▶ Data to process
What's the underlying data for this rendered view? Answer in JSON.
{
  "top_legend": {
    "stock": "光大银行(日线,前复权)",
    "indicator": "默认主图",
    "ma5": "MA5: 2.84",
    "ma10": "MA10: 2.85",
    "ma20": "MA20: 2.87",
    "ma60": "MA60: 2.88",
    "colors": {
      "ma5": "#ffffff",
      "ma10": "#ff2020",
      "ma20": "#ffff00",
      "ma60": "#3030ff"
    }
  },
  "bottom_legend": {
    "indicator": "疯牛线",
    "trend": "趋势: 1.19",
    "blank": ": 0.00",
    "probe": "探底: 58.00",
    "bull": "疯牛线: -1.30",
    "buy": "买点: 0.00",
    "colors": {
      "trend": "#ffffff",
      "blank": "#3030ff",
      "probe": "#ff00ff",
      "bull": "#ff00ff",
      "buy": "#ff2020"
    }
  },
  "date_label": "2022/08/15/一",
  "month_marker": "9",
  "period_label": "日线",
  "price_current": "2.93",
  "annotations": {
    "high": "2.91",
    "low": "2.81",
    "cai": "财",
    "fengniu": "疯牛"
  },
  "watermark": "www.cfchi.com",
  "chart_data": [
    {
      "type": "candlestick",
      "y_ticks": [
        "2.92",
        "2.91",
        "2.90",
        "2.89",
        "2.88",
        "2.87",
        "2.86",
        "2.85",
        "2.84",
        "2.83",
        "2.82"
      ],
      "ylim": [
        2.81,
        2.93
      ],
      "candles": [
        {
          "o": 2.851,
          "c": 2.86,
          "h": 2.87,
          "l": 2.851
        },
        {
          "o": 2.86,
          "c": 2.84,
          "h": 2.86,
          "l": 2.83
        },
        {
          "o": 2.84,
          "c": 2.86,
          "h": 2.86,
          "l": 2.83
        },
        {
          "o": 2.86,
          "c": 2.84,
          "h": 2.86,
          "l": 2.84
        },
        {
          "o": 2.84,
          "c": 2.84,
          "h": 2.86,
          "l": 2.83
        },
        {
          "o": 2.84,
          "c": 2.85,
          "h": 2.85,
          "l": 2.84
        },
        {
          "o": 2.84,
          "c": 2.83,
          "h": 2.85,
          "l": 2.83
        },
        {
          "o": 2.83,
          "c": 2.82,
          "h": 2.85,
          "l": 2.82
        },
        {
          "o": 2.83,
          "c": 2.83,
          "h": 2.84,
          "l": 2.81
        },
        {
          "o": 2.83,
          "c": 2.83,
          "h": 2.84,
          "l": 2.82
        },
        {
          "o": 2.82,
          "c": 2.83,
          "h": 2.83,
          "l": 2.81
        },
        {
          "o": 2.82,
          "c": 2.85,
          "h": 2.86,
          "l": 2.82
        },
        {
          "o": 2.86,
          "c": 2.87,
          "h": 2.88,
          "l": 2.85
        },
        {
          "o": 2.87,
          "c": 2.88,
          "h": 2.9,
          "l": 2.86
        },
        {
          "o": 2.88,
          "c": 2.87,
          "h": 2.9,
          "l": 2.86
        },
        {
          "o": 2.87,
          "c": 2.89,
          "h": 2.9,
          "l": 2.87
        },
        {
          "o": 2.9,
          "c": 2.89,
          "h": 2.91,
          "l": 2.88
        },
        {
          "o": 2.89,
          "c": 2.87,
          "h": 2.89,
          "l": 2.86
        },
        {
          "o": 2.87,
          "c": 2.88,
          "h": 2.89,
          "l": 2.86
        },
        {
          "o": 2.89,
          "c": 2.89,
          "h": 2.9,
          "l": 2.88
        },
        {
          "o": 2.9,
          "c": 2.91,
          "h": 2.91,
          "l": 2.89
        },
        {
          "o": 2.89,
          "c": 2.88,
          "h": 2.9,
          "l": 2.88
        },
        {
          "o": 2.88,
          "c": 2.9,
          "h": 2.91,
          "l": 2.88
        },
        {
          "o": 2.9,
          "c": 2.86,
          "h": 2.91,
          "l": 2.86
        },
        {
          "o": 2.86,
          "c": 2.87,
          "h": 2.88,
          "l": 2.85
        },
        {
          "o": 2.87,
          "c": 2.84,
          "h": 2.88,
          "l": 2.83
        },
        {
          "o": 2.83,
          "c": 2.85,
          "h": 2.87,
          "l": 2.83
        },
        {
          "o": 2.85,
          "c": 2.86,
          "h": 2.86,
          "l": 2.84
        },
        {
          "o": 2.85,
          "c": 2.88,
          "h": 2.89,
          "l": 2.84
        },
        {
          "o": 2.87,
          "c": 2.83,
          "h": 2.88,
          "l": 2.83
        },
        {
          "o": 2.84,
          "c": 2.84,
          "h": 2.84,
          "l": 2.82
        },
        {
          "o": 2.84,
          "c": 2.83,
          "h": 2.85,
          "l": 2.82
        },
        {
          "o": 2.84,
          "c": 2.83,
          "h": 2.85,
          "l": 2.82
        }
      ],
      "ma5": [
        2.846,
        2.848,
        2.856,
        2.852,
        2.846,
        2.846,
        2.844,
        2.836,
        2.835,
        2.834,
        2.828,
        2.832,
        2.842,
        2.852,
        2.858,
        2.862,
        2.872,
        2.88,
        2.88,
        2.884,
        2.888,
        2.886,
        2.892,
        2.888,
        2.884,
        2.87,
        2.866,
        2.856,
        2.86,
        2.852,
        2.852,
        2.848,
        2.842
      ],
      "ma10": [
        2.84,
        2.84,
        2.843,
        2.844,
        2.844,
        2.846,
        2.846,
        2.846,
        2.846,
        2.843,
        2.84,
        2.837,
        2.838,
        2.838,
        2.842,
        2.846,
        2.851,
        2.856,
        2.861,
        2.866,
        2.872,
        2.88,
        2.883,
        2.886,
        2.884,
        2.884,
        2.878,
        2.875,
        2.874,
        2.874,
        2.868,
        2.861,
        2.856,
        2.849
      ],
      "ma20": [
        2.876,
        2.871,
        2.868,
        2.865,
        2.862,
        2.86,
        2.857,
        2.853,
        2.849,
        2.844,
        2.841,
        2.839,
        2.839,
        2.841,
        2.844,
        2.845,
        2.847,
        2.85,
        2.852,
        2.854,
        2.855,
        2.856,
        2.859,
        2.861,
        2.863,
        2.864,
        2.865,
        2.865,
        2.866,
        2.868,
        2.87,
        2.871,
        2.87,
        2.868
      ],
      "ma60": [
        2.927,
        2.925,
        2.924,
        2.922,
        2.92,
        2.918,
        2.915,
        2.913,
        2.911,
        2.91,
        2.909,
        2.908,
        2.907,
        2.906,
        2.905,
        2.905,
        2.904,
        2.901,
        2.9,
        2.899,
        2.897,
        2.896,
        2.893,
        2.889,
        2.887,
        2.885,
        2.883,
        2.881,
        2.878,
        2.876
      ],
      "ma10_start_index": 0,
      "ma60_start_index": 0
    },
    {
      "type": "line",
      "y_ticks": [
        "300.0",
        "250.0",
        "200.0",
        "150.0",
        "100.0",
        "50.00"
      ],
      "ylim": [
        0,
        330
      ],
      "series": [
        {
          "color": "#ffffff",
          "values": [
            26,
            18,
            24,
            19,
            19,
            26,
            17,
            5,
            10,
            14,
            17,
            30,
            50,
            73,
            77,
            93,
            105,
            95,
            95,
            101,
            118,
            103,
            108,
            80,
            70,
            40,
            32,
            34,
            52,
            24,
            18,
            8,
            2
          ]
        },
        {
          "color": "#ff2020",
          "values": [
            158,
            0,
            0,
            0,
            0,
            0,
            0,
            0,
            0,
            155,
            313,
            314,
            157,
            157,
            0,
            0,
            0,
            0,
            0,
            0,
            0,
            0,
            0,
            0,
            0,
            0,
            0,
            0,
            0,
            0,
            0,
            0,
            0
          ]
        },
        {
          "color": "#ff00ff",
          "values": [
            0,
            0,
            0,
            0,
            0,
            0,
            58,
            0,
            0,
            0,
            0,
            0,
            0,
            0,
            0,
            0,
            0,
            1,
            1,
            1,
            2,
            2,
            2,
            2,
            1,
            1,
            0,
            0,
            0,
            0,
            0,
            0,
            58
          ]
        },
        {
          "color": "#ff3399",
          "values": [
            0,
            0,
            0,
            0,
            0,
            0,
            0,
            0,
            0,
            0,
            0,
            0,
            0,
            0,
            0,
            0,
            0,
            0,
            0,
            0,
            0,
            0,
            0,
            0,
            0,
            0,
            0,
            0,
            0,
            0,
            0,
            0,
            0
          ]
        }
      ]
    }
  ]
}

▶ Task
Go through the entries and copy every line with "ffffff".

▶ Response to this task
      "ma5": "#ffffff",
      "trend": "#ffffff",
          "color": "#ffffff",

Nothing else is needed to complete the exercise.